▸ **WORK REQUEST**: Search term "data": please show all lines in the listing that contain it.
******
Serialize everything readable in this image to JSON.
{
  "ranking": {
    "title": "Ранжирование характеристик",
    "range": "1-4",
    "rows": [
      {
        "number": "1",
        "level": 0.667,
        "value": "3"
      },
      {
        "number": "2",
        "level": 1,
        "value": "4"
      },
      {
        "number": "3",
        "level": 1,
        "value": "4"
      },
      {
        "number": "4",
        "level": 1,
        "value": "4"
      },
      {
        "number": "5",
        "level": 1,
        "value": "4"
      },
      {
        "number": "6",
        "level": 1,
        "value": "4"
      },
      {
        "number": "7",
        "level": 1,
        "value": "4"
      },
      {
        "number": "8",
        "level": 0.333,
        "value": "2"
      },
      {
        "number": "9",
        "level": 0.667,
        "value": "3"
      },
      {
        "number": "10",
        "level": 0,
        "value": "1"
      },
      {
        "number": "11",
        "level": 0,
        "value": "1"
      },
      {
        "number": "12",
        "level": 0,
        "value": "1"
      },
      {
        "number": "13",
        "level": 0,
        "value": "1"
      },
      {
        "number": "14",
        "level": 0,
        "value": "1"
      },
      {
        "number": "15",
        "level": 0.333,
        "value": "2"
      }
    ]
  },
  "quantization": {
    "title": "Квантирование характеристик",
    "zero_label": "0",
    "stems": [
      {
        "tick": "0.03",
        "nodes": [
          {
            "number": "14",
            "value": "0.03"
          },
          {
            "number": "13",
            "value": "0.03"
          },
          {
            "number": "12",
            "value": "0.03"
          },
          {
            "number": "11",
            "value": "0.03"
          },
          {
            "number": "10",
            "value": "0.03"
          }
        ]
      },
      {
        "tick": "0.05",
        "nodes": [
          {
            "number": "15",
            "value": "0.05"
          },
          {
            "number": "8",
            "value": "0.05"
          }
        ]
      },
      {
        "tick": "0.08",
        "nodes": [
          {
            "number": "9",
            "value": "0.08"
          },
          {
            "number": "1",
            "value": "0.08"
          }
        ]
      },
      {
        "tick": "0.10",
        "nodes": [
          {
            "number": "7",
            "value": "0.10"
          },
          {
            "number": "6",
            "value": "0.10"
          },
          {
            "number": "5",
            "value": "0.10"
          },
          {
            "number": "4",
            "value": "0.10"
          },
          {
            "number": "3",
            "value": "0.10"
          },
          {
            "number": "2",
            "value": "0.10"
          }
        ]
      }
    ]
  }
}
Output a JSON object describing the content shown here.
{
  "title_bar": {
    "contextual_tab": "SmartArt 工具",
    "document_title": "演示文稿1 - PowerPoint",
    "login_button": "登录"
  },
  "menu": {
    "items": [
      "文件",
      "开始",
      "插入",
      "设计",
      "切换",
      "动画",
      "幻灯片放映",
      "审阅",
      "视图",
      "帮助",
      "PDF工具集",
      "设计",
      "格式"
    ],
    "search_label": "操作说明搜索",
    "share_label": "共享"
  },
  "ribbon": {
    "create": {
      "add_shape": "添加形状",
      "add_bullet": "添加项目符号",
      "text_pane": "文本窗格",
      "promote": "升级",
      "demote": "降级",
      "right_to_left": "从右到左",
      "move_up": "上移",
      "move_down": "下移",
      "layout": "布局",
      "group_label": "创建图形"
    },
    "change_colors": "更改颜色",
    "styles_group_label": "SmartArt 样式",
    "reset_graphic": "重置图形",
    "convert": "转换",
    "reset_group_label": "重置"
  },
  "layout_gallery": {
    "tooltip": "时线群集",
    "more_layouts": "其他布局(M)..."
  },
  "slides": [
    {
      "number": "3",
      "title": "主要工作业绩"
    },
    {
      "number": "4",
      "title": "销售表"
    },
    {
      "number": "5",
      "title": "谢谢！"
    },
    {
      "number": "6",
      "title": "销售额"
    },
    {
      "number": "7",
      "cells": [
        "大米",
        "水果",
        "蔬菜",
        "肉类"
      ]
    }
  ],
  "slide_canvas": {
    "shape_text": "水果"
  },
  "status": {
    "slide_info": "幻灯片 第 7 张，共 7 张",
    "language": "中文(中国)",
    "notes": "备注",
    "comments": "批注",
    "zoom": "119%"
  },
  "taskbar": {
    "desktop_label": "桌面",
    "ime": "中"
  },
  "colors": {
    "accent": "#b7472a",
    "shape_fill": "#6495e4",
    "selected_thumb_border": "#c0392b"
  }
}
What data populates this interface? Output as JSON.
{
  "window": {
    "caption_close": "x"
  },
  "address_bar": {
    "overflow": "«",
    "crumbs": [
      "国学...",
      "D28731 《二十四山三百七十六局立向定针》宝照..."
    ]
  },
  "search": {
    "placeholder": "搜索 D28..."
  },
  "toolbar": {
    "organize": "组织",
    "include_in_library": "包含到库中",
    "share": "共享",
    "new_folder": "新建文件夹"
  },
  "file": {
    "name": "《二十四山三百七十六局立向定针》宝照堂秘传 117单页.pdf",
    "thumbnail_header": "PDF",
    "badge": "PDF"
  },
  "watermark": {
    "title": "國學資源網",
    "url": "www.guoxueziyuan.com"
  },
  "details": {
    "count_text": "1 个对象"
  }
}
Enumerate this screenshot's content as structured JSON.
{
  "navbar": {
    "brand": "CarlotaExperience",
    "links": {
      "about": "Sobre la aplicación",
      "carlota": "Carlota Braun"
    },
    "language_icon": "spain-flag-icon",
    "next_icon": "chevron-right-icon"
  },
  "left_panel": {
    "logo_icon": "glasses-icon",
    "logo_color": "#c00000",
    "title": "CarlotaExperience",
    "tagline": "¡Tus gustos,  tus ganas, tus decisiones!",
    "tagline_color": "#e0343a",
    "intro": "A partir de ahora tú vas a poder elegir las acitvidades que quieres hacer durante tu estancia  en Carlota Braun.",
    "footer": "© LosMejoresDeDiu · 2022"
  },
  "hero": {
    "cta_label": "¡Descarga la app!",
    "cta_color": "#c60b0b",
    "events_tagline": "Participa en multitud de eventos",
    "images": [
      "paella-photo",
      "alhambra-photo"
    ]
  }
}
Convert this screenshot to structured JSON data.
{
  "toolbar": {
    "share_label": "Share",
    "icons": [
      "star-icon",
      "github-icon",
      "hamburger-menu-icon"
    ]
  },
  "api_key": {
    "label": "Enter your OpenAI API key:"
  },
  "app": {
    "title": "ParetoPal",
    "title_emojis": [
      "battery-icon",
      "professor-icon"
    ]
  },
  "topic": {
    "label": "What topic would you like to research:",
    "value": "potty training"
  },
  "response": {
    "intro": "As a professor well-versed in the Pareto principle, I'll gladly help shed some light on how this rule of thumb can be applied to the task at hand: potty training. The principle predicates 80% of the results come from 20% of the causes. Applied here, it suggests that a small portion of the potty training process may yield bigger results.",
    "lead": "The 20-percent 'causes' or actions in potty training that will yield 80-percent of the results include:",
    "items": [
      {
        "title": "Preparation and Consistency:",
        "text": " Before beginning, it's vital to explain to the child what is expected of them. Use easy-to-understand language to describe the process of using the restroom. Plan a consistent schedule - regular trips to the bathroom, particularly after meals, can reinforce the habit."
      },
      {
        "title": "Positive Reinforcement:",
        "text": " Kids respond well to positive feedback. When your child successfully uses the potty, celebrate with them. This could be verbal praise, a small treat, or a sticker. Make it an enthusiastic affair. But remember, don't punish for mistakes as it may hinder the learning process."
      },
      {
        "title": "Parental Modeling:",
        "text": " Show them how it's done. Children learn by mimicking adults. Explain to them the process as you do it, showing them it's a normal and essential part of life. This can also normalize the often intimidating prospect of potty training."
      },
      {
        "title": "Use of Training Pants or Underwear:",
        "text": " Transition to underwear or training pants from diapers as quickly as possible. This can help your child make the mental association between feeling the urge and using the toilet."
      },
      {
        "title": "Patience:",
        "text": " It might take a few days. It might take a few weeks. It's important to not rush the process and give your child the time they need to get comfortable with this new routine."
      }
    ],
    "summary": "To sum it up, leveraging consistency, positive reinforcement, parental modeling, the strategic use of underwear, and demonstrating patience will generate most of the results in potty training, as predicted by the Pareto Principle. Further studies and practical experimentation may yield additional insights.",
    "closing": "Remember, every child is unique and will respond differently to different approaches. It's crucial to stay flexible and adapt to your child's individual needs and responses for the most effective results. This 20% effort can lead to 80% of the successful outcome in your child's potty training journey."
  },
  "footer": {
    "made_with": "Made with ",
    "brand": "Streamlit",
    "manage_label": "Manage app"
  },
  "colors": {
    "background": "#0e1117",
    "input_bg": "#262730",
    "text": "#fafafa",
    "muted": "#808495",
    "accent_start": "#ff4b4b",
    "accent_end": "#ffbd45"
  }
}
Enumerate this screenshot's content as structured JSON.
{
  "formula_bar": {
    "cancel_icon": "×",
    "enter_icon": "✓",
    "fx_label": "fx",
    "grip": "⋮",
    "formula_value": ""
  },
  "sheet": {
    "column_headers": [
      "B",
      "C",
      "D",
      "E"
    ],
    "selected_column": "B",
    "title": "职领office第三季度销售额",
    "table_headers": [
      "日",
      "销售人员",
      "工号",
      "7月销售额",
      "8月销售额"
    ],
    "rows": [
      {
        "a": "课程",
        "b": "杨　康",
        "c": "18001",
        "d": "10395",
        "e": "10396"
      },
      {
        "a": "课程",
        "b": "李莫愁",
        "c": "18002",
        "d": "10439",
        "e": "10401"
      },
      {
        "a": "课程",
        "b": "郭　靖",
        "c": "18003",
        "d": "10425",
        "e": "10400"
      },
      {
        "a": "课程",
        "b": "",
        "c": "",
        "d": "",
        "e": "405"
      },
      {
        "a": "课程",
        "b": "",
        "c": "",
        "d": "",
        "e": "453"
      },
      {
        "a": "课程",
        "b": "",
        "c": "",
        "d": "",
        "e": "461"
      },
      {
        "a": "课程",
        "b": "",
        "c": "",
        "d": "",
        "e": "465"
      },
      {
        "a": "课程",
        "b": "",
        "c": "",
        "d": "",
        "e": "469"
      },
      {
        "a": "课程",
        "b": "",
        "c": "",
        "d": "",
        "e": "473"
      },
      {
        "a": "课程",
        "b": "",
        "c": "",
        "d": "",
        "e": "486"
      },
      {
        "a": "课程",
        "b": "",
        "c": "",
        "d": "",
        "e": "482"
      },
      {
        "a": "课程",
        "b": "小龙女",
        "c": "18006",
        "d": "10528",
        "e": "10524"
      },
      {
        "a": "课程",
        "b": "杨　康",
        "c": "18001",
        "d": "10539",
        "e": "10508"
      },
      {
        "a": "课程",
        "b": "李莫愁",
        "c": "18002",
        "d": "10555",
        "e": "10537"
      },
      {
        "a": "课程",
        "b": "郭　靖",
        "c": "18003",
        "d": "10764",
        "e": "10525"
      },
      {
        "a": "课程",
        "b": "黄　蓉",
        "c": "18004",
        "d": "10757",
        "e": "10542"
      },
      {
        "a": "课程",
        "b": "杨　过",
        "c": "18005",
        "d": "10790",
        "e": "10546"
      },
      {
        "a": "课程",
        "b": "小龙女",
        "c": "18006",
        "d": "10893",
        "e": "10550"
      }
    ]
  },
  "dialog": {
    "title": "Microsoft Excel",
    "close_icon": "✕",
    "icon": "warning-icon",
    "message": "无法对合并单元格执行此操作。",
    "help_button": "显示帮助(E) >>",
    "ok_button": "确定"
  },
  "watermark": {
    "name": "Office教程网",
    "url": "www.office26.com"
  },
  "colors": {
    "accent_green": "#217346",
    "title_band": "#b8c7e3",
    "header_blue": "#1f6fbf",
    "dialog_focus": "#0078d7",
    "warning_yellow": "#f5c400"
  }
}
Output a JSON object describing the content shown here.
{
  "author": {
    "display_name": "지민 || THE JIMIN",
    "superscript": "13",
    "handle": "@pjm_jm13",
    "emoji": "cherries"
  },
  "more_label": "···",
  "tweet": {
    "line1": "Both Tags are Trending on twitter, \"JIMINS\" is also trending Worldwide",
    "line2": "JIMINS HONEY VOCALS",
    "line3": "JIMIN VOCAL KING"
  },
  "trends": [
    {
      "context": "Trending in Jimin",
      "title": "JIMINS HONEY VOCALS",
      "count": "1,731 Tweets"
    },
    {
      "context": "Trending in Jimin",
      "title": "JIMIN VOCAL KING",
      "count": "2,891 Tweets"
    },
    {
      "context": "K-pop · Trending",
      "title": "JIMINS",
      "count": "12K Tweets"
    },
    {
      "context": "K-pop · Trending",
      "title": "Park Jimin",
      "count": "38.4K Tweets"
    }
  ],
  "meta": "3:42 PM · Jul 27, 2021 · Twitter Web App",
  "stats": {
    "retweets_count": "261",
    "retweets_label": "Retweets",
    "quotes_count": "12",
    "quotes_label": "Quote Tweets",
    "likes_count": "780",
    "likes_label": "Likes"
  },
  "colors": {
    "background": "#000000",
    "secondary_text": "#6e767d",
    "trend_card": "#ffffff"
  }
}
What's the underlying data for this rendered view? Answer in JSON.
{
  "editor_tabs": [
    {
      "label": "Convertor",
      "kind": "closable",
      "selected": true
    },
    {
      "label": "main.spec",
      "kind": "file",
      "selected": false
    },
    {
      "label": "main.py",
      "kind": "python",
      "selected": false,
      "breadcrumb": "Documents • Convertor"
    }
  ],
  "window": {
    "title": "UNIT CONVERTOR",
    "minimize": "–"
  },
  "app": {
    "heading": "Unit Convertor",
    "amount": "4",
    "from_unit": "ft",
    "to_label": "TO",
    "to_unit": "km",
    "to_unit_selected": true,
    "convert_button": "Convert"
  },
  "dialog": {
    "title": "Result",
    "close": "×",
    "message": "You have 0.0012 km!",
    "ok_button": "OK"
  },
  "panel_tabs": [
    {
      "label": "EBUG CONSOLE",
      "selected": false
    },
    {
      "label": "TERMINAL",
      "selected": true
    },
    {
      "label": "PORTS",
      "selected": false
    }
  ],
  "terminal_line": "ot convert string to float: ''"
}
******
▸ **TASK OUTPUT**:
What data populates this interface? Output as JSON.
Convert this screenshot to structured JSON data.
What's the underlying data for this rendered view? Answer in JSON.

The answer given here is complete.